BRUSSELS (Reuters) – Eight European Union states have called on the bloc’s incoming top climate official, Frans Timmermans, to raise the EU’s carbon dioxide reduction target for 2030 to 55% from 40%.
Environment ministers from Spain, Portugal, Latvia, Sweden and four other EU countries presented their demand in a letter, which was seen by Reuters ahead of Timmermans’ confirmation hearing in the European Parliament due later on Tuesday.
While there is broad – if not unanimous – support for the EU to achieve net-zero emissions by 2050, there are differences among members over how much progress should have been made by 2030. In 2018, the majority of EU states agreed on a 40% reduction, a goal some have criticized as not ambitious enough.
Timmermans will be on the stand on Tuesday as the proposed Executive Vice-President for the European Green Deal, the signature climate and environmental policy package of the incoming head of the bloc’s powerful executive European Commission, Ursula von der Leyen.
The letter asks for increased ambitions “to underpin the European Green Deal to drive the in-depth transformation and bold measures needed across all sectors of the economy.”
Von der Leyen has already tasked Timmermans, a former Dutch foreign minister, with increasing the 2030 goal from 40% to “at least” 50%.
Germany, where chancellor Angela Merkel has spoken in favor of the 55% target, did not sign the letter after government ministries in Berlin failed to agree on a set of climate protection measures earlier this month.
Sebastian Mang, EU climate policy adviser at activist organization Greenpeace, called Germany’s absence “conspicuous.”
Germany hesitated over backing the net-zero 2050 target, fearing it might open a door for the bloc to reassess its 2030 goal and hurt its car industry.

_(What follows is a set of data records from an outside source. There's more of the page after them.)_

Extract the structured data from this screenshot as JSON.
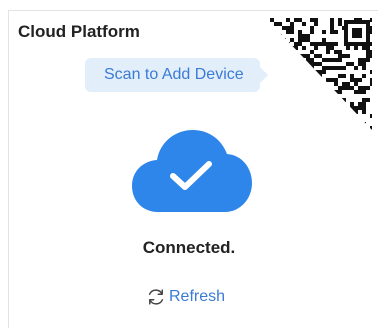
{
  "panel": {
    "title": "Cloud Platform",
    "scan_tip": "Scan to Add Device",
    "status_text": "Connected.",
    "refresh_label": "Refresh"
  },
  "icons": {
    "qr": "qr-code-icon",
    "cloud": "cloud-check-icon",
    "refresh": "refresh-icon"
  },
  "colors": {
    "accent": "#3a7bd5",
    "cloud": "#2f86ea",
    "tip_background": "#e3eefb",
    "text": "#222222"
  }
}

It did, however, back both the 2030 and 2050 goals at an EU summit in June.
Reporting by Jonas Ekblom; Editing by Mark Potter
Get more stuff like this

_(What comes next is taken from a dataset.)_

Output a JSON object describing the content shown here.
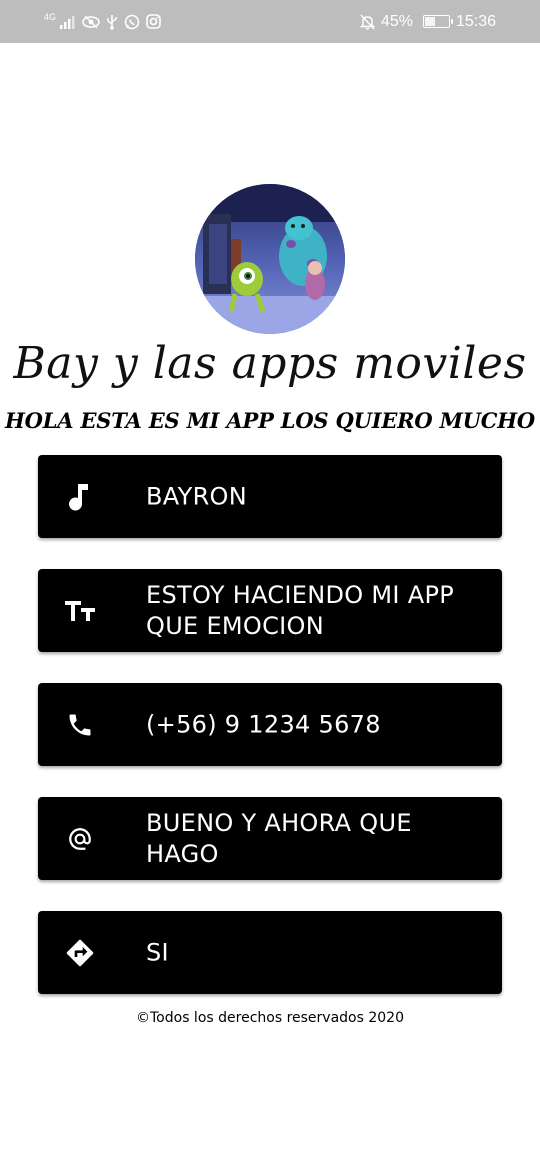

Subscribe to our mailing list and get interesting stuff and updates to your email inbox.
Thank you for subscribing.
Something went wrong.